Francis needs to re-examine his statements. While the contraception issue has been largely settled in the West, where repeated surveys reveal Catholic birth control practices hardly differ from that of others, in developing countries such as the Philippines, reproductive health care is widely denied to the populace because of the strength and lobbying of the Catholic hierarchy.
Our hope is that Francis is taking the first steps to untie official church teachings from the idea that "each and every marriage act must remain open to the transmission of life." This teaching represents the narrowest of understandings of love, intimacy and fidelity within a marriage.
This is not the place to offer a full rebuttal of the official church teachings on birth control. As noted above, the Catholic faithful have answered this issue long ago.
A recent and accessible study of this issue can be found in Sexual Ethics: A Theological Introduction by Todd A. Salzman and Michael G. Lawler. They outline an approach based on papal teaching, from Pius XI's Casti Connubii* through the Second Vatican Council's Gaudium et Spes and including the 1983 revised Code of Canon Law that builds a moral case for maintaining an openness to human life (which Humanae Vitae strives for) but would not prohibit the use of artificial contraception.
The encounter we want Francis to have is with theologians, parish priests and Catholic couples who will speak the truth to him. Humanae Vitae has been a serious impediment to Catholic authority. It has created a disabling chasm between the prelates and priests, between the hierarchy and the faithful.
Very shortly after the encyclical's promulgation, sociologists, like Fr. Andrew Greeley, began to document its contributing effect to a decline of episcopal credibility, Mass attendance and donations, and even vocations, as priests who couldn't in good conscience defend the encyclical left ministry.
Paul VI pointed rightly to dangers to married life and human dignity, and, fearing a change in teaching would erode church credibility, prescribed the wrong medicine. It's well past time for Francis and the church hierarchy to rejoin the faithful on a human journey that very much needs them as companions. If Francis wants the church to be a credible witness, if he wants to be the pastor we think he can be, he needs take us beyond the Humanae Vitae impasse.

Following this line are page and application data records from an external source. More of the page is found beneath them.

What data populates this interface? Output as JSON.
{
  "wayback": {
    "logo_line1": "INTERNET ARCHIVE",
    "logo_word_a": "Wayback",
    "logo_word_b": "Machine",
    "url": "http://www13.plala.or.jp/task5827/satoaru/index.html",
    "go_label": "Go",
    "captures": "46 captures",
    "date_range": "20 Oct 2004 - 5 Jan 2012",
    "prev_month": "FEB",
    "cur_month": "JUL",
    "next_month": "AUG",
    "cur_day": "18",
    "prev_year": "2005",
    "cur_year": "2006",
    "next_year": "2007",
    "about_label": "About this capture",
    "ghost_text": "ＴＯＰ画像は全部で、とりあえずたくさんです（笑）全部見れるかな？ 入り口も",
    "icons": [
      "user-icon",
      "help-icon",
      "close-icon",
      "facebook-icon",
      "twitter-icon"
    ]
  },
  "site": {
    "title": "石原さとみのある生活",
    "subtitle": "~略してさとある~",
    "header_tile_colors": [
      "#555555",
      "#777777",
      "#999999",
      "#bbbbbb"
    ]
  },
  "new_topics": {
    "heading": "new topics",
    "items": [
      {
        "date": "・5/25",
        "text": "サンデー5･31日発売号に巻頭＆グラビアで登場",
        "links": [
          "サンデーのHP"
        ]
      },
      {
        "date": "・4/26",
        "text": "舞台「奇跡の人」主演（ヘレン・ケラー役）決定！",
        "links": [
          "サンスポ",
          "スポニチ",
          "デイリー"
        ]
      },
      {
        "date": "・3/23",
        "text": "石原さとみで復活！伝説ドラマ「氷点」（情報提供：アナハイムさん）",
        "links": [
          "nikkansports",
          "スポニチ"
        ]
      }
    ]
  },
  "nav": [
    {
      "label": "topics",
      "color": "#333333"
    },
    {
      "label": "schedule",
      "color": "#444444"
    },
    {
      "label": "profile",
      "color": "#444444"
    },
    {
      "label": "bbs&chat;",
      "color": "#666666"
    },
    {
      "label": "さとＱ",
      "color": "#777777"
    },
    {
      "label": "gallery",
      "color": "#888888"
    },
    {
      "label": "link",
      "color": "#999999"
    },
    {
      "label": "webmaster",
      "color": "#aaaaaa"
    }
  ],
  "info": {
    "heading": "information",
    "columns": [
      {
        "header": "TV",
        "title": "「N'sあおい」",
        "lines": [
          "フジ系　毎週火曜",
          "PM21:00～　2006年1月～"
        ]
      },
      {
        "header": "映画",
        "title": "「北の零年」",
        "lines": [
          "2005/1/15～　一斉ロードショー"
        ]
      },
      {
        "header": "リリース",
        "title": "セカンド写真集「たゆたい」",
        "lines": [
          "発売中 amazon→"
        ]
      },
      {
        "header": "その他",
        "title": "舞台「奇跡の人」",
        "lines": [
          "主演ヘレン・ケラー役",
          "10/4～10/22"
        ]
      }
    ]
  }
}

*An earlier version of this editorial incorrectly attributed the encyclical Casti Connubi to Pope Pius XII.